> **Aim of the task**
Copy every line of the data that contains the string "state".
*** Opening of Provided material ***
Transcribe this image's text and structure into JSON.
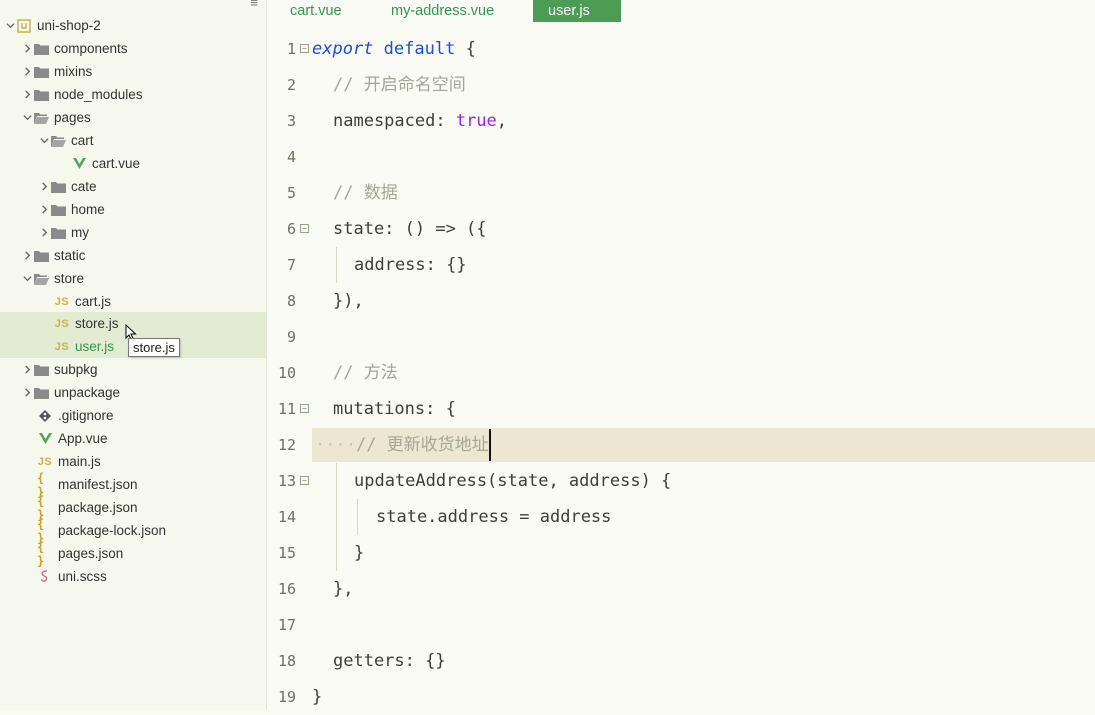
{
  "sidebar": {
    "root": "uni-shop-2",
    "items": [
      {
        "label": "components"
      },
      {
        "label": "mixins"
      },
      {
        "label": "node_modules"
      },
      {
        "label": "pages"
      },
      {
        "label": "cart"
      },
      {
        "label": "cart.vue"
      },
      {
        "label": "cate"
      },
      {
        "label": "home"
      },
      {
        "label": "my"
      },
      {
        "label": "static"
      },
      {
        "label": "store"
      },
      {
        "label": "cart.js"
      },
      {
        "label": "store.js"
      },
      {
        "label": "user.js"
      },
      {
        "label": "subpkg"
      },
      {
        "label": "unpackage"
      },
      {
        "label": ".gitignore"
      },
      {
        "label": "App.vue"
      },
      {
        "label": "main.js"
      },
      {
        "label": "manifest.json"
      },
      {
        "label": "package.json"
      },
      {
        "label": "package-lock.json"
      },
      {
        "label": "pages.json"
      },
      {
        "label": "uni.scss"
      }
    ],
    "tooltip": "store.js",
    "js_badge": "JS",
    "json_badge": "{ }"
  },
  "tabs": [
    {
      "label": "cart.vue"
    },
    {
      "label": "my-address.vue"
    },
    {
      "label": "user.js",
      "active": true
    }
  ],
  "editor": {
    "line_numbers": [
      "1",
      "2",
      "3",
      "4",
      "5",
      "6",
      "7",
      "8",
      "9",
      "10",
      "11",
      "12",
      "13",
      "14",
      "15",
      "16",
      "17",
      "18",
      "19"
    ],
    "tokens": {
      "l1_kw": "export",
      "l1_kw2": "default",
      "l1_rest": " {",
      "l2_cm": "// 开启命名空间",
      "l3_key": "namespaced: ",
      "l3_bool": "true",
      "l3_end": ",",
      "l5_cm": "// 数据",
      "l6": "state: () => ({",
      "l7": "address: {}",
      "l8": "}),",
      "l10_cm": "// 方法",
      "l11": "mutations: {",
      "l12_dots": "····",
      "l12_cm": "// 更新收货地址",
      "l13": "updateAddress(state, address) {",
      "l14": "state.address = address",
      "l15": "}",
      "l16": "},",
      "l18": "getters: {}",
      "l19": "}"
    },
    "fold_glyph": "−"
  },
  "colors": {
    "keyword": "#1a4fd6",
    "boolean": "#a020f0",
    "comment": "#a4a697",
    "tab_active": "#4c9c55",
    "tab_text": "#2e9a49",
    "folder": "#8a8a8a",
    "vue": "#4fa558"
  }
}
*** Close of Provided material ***
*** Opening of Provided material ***
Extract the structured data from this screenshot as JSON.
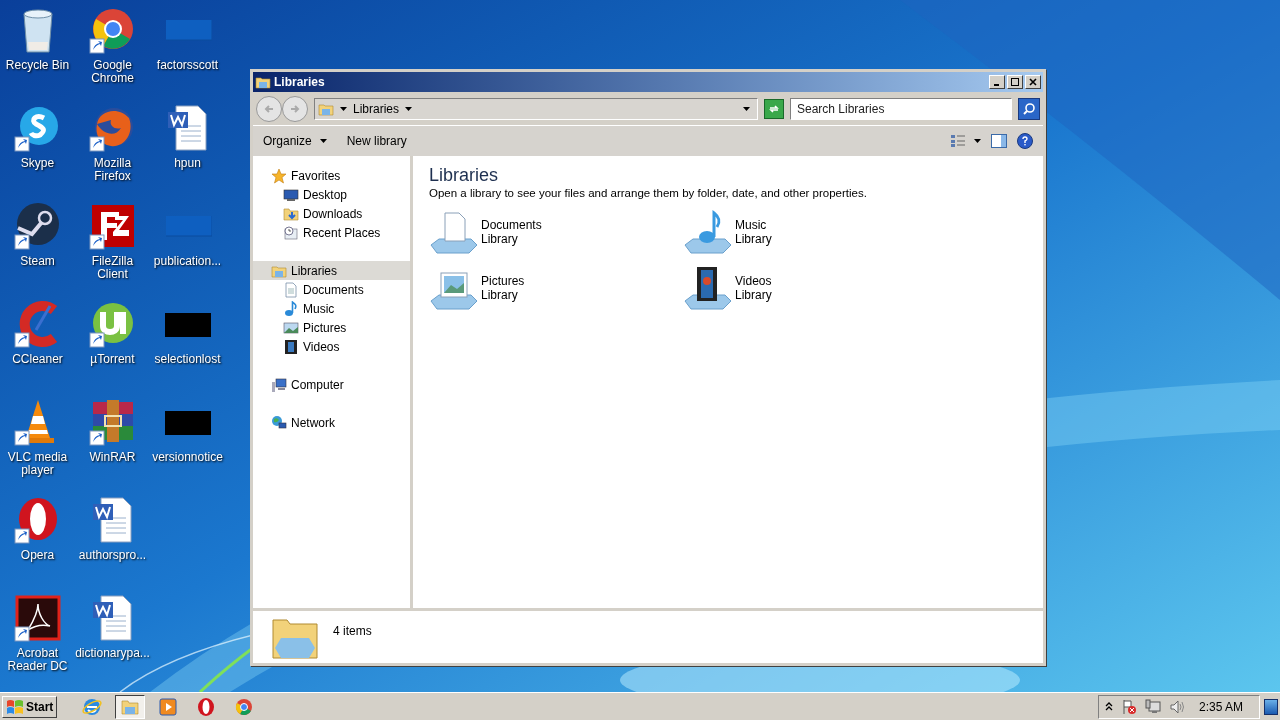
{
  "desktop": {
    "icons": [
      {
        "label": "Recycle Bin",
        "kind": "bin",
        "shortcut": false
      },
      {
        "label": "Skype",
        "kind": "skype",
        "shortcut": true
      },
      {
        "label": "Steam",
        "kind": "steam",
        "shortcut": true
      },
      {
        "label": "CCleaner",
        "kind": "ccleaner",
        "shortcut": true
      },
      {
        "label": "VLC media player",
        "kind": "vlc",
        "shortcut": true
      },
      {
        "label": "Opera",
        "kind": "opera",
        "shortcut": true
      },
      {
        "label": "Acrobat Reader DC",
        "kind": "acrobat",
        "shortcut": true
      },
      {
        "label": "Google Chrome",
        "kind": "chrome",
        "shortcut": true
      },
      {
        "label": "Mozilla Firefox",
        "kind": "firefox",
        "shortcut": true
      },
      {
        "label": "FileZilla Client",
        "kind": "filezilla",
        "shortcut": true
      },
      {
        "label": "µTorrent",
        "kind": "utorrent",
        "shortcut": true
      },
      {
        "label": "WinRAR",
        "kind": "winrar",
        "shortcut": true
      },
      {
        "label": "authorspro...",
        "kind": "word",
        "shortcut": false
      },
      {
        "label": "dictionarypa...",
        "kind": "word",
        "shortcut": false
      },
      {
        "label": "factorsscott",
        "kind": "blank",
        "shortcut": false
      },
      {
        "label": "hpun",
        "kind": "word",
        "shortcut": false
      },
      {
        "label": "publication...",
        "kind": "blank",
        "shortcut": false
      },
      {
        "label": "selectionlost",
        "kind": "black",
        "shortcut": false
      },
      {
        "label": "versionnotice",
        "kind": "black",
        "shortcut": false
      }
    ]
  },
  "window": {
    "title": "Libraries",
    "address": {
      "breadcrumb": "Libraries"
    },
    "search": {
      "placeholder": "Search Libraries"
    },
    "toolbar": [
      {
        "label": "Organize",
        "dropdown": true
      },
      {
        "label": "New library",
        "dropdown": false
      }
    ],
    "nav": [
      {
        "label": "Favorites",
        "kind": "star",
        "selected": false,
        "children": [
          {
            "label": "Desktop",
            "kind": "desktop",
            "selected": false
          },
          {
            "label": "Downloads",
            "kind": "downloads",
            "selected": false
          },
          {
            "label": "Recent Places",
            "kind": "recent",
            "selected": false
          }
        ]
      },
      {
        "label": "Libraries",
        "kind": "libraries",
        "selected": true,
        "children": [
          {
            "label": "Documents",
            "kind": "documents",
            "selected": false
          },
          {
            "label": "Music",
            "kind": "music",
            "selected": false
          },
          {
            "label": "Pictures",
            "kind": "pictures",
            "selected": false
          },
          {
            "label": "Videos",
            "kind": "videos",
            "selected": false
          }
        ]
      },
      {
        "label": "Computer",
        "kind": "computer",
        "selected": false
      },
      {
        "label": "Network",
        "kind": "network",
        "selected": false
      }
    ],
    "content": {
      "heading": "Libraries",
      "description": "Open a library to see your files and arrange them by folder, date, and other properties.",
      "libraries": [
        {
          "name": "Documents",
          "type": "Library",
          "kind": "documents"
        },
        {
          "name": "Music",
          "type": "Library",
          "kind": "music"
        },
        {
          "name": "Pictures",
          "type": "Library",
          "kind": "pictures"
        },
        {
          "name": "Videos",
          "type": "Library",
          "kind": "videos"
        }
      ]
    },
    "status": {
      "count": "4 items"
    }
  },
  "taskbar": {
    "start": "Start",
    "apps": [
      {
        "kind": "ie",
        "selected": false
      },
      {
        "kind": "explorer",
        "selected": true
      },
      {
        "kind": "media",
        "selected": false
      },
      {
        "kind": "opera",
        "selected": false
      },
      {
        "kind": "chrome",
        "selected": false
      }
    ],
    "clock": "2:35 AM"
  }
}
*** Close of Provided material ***
> **The completed task**
      "l6": "state: () => ({",
      "l13": "updateAddress(state, address) {",
      "l14": "state.address = address",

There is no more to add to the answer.